  • Arrogance/unrealistic expectations. Is your book really going to be the next multi-million-selling phenomenon? Is it really your place to say it’s better than the work of an acclaimed author? And don’t mistake having an appreciation of the marketplace as an excuse to do someone else’s job for them. There’s no need for statistics, graphs or tables around the potential marketability of your book.
  • Apologies. Don’t be self-deprecating or dismissive of your work before an agent has even read the first page. - Waffle. Don’t overload an agent with lots of details about the book; don’t include superfluous information about yourself (‘I have two children and three dogs, Their names are … ’); and don’t waste words with statements like ‘I’ve always written since I was a child’. Anyone could say that; what can you say that’s remarkable?

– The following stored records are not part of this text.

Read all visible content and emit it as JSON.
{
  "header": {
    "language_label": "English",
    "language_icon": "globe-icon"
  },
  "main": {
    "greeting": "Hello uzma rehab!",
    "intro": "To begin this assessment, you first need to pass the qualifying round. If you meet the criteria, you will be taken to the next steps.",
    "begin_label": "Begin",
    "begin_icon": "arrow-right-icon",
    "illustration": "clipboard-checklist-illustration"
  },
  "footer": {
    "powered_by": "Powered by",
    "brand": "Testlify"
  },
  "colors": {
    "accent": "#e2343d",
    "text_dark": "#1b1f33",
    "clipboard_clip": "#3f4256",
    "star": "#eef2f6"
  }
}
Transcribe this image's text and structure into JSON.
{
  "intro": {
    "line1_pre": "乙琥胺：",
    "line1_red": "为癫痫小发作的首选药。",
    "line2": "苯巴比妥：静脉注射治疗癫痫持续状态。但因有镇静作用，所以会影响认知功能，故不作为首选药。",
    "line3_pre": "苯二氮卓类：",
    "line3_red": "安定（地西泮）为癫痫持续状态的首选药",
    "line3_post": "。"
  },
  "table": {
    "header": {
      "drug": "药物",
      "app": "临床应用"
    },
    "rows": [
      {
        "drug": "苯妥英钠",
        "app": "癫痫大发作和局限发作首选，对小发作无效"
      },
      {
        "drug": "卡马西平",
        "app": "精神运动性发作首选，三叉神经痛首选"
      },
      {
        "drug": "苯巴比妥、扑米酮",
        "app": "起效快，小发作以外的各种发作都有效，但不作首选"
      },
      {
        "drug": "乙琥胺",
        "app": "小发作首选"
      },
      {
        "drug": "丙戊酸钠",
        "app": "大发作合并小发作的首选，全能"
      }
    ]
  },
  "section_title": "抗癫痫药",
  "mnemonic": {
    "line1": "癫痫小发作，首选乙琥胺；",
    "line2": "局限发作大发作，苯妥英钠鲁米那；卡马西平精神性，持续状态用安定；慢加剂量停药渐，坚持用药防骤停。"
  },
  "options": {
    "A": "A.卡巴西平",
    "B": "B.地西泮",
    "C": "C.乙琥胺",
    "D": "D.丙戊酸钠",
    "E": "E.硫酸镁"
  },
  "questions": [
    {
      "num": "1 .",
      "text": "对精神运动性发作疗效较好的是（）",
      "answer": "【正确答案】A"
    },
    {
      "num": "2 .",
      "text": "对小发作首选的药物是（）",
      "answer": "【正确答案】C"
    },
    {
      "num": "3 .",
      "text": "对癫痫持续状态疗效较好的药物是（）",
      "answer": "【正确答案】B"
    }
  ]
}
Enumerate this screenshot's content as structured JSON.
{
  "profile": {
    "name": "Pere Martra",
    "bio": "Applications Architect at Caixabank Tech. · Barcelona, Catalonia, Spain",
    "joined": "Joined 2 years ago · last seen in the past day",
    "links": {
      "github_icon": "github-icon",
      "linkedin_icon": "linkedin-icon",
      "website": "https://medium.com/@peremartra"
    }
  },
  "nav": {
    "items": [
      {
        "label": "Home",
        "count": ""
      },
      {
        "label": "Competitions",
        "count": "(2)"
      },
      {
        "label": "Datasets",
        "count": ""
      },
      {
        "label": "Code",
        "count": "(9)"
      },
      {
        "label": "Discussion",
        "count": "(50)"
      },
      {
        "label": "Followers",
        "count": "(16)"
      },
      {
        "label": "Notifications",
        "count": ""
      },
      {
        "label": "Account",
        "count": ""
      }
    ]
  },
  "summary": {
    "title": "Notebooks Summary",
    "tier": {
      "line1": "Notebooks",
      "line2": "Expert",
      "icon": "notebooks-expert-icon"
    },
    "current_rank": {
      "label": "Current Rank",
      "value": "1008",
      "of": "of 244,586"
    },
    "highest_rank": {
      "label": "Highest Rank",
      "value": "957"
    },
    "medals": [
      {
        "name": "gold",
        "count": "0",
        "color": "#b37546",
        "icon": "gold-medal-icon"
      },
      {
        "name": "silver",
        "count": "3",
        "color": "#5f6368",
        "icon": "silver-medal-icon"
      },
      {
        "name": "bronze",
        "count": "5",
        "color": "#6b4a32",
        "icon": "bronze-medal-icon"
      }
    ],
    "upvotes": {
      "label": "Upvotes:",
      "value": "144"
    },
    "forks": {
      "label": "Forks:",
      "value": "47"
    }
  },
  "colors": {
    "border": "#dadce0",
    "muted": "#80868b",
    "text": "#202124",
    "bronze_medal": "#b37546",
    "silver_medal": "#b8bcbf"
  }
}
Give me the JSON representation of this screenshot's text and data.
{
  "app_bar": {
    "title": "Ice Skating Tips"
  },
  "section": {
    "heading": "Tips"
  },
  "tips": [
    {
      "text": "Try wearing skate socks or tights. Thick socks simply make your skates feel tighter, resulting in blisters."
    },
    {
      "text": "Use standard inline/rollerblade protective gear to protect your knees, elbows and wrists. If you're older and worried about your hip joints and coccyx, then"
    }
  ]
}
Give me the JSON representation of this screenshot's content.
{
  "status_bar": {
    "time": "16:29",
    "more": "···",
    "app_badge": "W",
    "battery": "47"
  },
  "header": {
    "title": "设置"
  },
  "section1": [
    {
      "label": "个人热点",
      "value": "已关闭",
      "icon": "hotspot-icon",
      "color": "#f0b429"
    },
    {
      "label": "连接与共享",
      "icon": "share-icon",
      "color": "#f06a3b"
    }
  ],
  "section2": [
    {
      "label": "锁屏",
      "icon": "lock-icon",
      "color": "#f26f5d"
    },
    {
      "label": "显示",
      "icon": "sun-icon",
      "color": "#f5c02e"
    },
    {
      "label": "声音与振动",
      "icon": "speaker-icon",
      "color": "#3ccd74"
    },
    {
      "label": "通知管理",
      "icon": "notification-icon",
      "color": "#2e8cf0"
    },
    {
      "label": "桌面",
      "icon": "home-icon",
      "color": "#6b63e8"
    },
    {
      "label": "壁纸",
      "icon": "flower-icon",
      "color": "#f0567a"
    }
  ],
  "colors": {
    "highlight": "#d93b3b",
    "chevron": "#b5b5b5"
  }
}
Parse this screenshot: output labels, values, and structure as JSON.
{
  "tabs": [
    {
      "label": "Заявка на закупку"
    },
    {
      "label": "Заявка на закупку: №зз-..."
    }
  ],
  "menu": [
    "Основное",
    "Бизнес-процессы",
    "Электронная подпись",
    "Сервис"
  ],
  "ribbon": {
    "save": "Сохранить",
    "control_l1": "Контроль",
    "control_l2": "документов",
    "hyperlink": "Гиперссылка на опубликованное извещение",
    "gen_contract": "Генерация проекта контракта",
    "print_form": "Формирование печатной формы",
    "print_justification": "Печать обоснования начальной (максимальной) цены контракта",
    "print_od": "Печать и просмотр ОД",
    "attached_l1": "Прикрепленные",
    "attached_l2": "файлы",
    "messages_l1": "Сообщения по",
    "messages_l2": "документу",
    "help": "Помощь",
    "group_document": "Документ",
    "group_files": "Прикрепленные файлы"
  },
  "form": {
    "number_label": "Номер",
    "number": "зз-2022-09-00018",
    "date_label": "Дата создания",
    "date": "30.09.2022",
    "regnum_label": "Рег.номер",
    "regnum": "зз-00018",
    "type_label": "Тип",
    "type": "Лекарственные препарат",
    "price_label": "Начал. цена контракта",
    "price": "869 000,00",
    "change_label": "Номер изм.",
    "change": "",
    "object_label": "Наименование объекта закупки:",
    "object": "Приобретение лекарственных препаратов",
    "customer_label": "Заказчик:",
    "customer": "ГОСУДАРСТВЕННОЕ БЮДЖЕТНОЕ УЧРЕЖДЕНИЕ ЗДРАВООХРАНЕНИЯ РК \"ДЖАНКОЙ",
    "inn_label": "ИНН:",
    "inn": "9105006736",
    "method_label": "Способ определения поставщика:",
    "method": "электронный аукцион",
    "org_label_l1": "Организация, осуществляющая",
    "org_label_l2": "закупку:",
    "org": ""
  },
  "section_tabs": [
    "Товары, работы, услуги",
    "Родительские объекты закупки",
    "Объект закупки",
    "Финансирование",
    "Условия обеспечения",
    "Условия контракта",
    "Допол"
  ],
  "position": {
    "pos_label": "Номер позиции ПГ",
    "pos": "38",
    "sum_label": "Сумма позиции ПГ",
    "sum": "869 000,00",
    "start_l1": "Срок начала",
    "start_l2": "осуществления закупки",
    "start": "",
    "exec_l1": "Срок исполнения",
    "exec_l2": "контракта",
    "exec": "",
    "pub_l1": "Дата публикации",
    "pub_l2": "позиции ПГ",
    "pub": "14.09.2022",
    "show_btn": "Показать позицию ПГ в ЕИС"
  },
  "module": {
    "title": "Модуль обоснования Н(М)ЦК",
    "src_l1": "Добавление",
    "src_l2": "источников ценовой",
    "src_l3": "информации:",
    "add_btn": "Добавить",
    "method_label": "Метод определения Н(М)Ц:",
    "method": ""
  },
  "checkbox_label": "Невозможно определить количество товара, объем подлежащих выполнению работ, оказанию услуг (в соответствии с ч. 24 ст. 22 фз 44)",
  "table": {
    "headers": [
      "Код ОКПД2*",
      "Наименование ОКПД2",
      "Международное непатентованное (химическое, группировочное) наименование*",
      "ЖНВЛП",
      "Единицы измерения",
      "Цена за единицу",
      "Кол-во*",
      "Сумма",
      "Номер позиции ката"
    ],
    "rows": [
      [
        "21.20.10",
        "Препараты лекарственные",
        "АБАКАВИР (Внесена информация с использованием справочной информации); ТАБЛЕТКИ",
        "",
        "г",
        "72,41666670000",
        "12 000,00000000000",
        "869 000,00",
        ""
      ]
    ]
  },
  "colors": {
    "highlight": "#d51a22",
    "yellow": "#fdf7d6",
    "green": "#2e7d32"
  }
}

  • Gimmicks. Your manuscript submission should stand out for your writing only (although a solid proposal could be enough for non-narrative non-fiction writers). Don’t undermine it with other ‘features’, such as wacky fonts, bullet-pointed lists, accompanying gifts, photos of yourself, illustrations, and similar.
  • Lies. You’ll get found out if you make a claim about your book that’s untrue, and ruin any chance of trust with a prospective agent.

In isolation, one of the above errors is probably not going to mean an agent doesn't look at your sample section of writing. A clutch of these sorts of mistakes, however, is likely to make the agent wonder about whether they could work with you.


Written in Q&A format, the Writers' & Artists' Guide To How To Hook an Agent is an introduction to the process of submitting a manuscript to literary agents, and is directly inspired by popular questions asked by writers that have attended our long-running series of events of the same name. If you're looking for a literary agent to represent your manuscript order your copy here, or to find out about our latest events click here.